There’s a big push on the media Left to paint Senator Ted Cruz of Texas as some sort of loose cannon – “the second coming of Joe McCarthy,” as Dan McLaughlin of RedState puts it. McLaughlin relates a snippet from a Cruz speech in 2010 that has given Jane Mayer of the New Yorker a case of the Red Scare vapors:
He then went on to assert that Obama, who attended Harvard Law School four years ahead of him, “would have made a perfect president of Harvard Law School.” The reason, said Cruz, was that, “There were fewer declared Republicans in the faculty when we were there than Communists! There was one Republican. But there were twelve who would say they were Marxists who believed in the Communists overthrowing the United States government.”
(Emphasis mine.) As McLaughlin goes on to document at length, this was not an outburst of crazy Red-baiting hysteria on Cruz’ part – it’s literally true.

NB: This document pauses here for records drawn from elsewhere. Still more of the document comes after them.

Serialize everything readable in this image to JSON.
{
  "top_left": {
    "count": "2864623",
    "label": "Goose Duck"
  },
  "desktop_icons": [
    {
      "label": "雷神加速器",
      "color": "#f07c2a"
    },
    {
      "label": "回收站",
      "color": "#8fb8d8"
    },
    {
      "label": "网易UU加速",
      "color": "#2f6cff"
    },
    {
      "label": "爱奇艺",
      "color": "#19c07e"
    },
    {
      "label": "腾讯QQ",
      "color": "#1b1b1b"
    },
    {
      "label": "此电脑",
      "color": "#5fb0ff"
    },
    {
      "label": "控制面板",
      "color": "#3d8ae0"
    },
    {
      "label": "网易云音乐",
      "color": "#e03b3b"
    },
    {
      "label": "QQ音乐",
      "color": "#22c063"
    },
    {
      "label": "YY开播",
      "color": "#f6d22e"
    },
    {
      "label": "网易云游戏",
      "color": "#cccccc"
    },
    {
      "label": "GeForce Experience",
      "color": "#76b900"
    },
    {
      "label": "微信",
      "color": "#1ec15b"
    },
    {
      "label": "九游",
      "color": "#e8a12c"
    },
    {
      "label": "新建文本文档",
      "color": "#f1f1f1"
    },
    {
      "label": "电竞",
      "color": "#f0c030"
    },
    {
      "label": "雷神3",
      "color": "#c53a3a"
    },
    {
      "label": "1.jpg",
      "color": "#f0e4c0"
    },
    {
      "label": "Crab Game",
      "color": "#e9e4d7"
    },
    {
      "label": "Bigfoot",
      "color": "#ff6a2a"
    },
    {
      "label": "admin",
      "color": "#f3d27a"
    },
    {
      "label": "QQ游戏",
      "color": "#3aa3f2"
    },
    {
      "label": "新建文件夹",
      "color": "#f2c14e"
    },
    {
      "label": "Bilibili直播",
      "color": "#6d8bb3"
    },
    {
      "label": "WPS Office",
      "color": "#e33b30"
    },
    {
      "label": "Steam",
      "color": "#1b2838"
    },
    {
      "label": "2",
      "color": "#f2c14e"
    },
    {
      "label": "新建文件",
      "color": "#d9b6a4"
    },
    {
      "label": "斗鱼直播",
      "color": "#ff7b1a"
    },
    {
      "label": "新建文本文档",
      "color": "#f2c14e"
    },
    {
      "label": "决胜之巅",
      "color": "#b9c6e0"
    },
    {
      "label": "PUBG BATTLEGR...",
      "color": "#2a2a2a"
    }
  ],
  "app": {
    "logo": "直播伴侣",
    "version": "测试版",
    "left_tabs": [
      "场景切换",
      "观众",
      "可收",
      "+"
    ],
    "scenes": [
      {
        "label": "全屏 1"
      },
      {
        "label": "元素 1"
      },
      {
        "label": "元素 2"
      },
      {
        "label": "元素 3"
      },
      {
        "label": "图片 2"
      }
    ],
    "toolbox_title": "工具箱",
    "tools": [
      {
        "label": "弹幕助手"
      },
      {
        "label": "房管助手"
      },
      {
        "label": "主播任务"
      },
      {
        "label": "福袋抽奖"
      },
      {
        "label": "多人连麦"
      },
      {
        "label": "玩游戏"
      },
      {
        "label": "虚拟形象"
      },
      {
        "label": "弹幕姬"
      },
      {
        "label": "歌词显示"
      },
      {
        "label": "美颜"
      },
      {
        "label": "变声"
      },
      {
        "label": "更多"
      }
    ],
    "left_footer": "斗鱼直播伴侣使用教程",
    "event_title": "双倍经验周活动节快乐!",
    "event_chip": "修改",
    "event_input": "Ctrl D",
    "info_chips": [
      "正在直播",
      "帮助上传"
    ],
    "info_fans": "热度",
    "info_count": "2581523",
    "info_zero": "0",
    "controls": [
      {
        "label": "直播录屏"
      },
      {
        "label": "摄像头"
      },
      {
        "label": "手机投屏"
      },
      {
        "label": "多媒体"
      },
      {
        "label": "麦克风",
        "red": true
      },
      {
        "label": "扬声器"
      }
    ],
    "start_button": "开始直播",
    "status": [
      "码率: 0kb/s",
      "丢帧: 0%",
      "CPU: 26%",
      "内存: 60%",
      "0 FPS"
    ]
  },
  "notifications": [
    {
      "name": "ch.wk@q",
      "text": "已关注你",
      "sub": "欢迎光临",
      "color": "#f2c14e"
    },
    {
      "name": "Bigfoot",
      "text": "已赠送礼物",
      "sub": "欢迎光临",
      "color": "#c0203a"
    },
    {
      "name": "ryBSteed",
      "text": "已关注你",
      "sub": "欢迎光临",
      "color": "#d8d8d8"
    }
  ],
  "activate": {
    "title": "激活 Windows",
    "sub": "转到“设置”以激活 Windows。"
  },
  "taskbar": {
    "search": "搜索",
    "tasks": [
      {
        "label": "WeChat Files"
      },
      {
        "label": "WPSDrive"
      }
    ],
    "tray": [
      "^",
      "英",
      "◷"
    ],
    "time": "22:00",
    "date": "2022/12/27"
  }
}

And the only real case being made against Cruz is that he might have under-counted the Republicans on the faculty, because a Mayer source claimed there were some “in the closet” Republicans that Cruz didn’t know about.
This is accompanied by some hair-splitting that it’s not fair to count academics as “communists” just because they approvingly cite Karl Marx as a key influence… at least, not if they say they didn’t actively support the overthrow of the U.S. government by communist insurgents. That’s setting the bar for communist ideological association pretty darn high.
Cruz made quite clear who he was talking about and why, and any fair-minded observer can draw their own conclusions – unlike, say, when the Senate Majority Leader last summer claimed an unnamed, anonymous source who told him Mitt Romney hadn’t paid his taxes. Cruz didn’t stretch to connect people via tenuous associations, like those who tried to paint Sarah Palin as a secessionist for a marginal political party her husband briefly joined or Rick Perry as a racist for something written on a rock by a person who sold land to his father. He called a bunch of Marxist professors Marxists, and while he may have thrown in a rather excessive dramatic flourish, his speech drew the obvious conclusion to where Marxism necessarily leads. If Mayer had done her homework, she would have recognized what pitiful support this provides for the talking points she was laboring to shore up.
But for a freshman Senator to draw the kind of fear that generates this type of assault from the New Yorker, he must be doing something right.
And the academics Cruz criticized are still doing the same old things wrong. To the extent that this “Marxists aren’t really Communists” tap-dance is meant in earnest, it’s the same thing we’ve been getting from the far Left for decades. They insist Marxism is fundamentally sound, but it was hijacked and implemented by the wrong people. The right generation of geniuses can make collectivism work at last!
One other relevant bit of recent Marxist confusion McLaughlin might have cited was then-Representative Allen West making some comments about the similarities between the Congressional Progressive Caucus and the Communist Party. The Left believes such intemperate remarks sealed West’s doom, and would like to nudge more firebrand Republicans over the same cliff.
It’s unfortunate that the Twentieth Century’s great ideological horrors, fascism and communism, have accumulated so much emotional baggage, because it makes them difficult to discuss rationally. In the case of communism, you’ve got anti-McCarthy hysteria, which frequently assumes dimensions comparable to what the average leftist thinks Joe McCarthy was guilty of. We don’t carefully study how collectivist nightmares get started, and steer our course wide clear of those dark waters. Instead, we patrol against anyone who wants to start an uncomfortable conversation about how far off-course we might be getting, and whether people who still owe intellectual fealty to the old horrors still retain undue influence on American society. There is more concern about the labels used to describe “communists” and “Marxists” than the content of their belief systems, and the extent of their influence. But that’s what happens when the visceral reaction to an ideology makes clinical analysis difficult.